Biodiversity and Conservation

, Volume 17, Issue 14, pp 3341–3356

A review and a framework for the integration of biodiversity monitoring at the habitat level

Authors

    • Department of EcologyUniversity of Debrecen
    • Department of ZoologyNorth Carolina State University
  • Andrej Kobler
    • Department of Forest EcologySlovenian Forestry Institute
  • Lado Kutnar
    • Department of Forest EcologySlovenian Forestry Institute
  • Erik Framstad
    • Norwegian Institute for Nature Research
  • Pierre-Yves Henry
    • UMR 5173 & UMR 7179, Département Écologie et Gestion de la BiodiversitéMuséum National d’Histoire Naturelle
  • Valerija Babij
    • Jovan Hadži Institute of BiologyScientific Research Centre of Slovenian Academy of Sciences and Arts
  • Bernd Gruber
    • Department of Conservation BiologyUFZ – Helmholtz Centre for Environmental Research
  • Dirk Schmeller
    • Department of Conservation BiologyUFZ – Helmholtz Centre for Environmental Research
    • Station d’Écologie Experimentale du CNRS à Moulis
  • Klaus Henle
    • Department of Conservation BiologyUFZ – Helmholtz Centre for Environmental Research
Original Paper

DOI: 10.1007/s10531-008-9359-7

Cite this article as:
Lengyel, S., Kobler, A., Kutnar, L. et al. Biodivers Conserv (2008) 17: 3341. doi:10.1007/s10531-008-9359-7

Abstract
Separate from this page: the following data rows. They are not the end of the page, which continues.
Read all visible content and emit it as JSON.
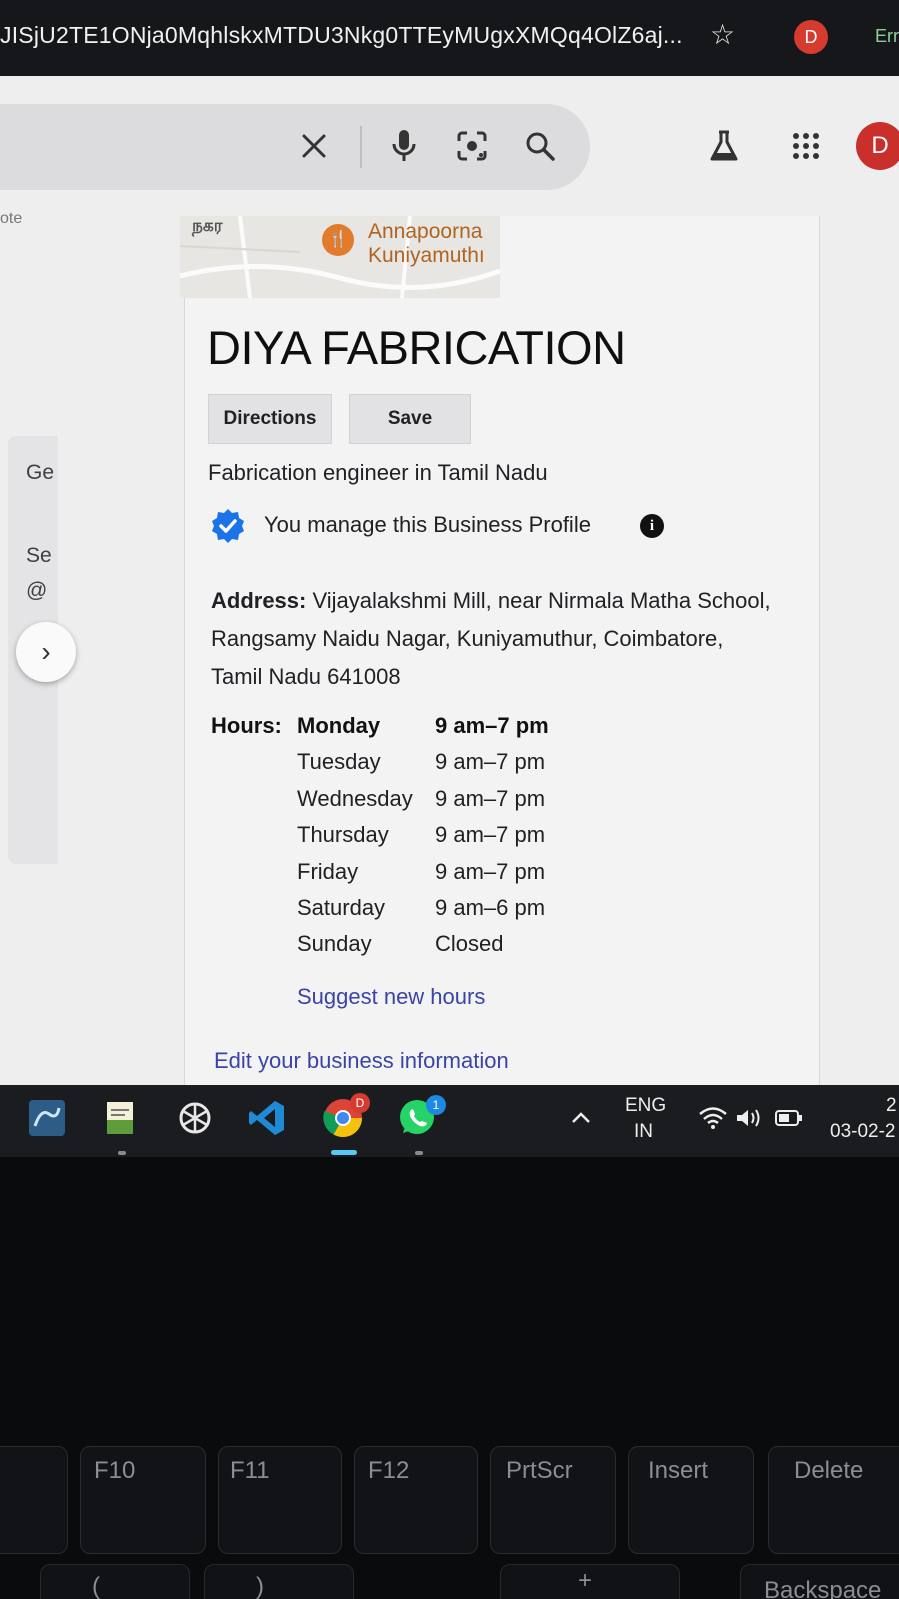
{
  "browser": {
    "url_fragment": "JISjU2TE1ONja0MqhlskxMTDU3Nkg0TTEyMUgxXMQq4OlZ6aj...",
    "profile_initial": "D",
    "extension_label": "Err"
  },
  "search": {
    "clear_icon": "close-icon",
    "voice_icon": "mic-icon",
    "lens_icon": "lens-icon",
    "search_icon": "search-icon"
  },
  "header": {
    "labs_icon": "flask-icon",
    "apps_icon": "grid-icon",
    "avatar_initial": "D"
  },
  "left_panel": {
    "line1": "Ge",
    "line2": "Se",
    "line3": "@",
    "top_fragment": "ote"
  },
  "map": {
    "tamil_label": "நகர",
    "place_line1": "Annapoorna",
    "place_line2": "Kuniyamuthı"
  },
  "business": {
    "name": "DIYA FABRICATION",
    "directions_label": "Directions",
    "save_label": "Save",
    "category": "Fabrication engineer in Tamil Nadu",
    "manage_text": "You manage this Business Profile",
    "address_label": "Address:",
    "address_value": "Vijayalakshmi Mill, near Nirmala Matha School, Rangsamy Naidu Nagar, Kuniyamuthur, Coimbatore, Tamil Nadu 641008",
    "hours_label": "Hours:",
    "hours": [
      {
        "day": "Monday",
        "time": "9 am–7 pm"
      },
      {
        "day": "Tuesday",
        "time": "9 am–7 pm"
      },
      {
        "day": "Wednesday",
        "time": "9 am–7 pm"
      },
      {
        "day": "Thursday",
        "time": "9 am–7 pm"
      },
      {
        "day": "Friday",
        "time": "9 am–7 pm"
      },
      {
        "day": "Saturday",
        "time": "9 am–6 pm"
      },
      {
        "day": "Sunday",
        "time": "Closed"
      }
    ],
    "suggest_hours": "Suggest new hours",
    "edit_info": "Edit your business information"
  },
  "taskbar": {
    "chrome_badge": "D",
    "whatsapp_badge": "1",
    "lang_line1": "ENG",
    "lang_line2": "IN",
    "time_fragment": "2",
    "date_fragment": "03-02-2"
  },
  "keyboard": {
    "keys": [
      "F10",
      "F11",
      "F12",
      "PrtScr",
      "Insert",
      "Delete"
    ],
    "bottom_keys": [
      "(",
      ")",
      "+",
      "Backspace"
    ]
  },
  "colors": {
    "chrome_dark": "#16171a",
    "page_bg": "#eeeeef",
    "link_blue": "#3b44a6",
    "verified_blue": "#1a73e8",
    "avatar_red": "#c9302c",
    "whatsapp_green": "#25d366"
  }
}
The monitoring of biodiversity at the level of habitats is becoming widespread in Europe and elsewhere as countries establish national habitat monitoring systems and various organisations initiate regional and local schemes. Parallel to this growth, it is increasingly important to address biodiversity changes on large spatial (e.g. continental) and temporal (e.g. decade-long) scales, which requires the integration of currently ongoing monitoring efforts. Here we review habitat monitoring and develop a framework for integrating data or activities across habitat monitoring schemes. We first identify three basic properties of monitoring activities: spatial aspect (explicitly spatial vs. non-spatial), documentation of spatial variation (field mapping vs. remote sensing) and coverage of habitats (all habitats or specific habitats in an area), and six classes of monitoring schemes based on these properties. Then we explore tasks essential for integrating schemes both within and across the major classes. Finally, we evaluate the need and potential for integration of currently existing schemes by drawing on data collected on European habitat monitoring in the EuMon project. Our results suggest a dire need for integration if we are to measure biodiversity changes across large spatial and temporal scales regarding the 2010 target and beyond. We also make recommendations for an integrated pan-European habitat monitoring scheme. Such a scheme should be based on remote sensing to record changes in land cover and habitat types over large scales, with complementary field mapping using unified methodology to provide ground truthing and to monitor small-scale changes, at least in habitat types of conservation importance.

Keywords

Biodiversity indicatorsBiodiversity research strategyEcosystem monitoringHabitats DirectiveNature conservation

Copyright information

© Springer Science+Business Media B.V. 2008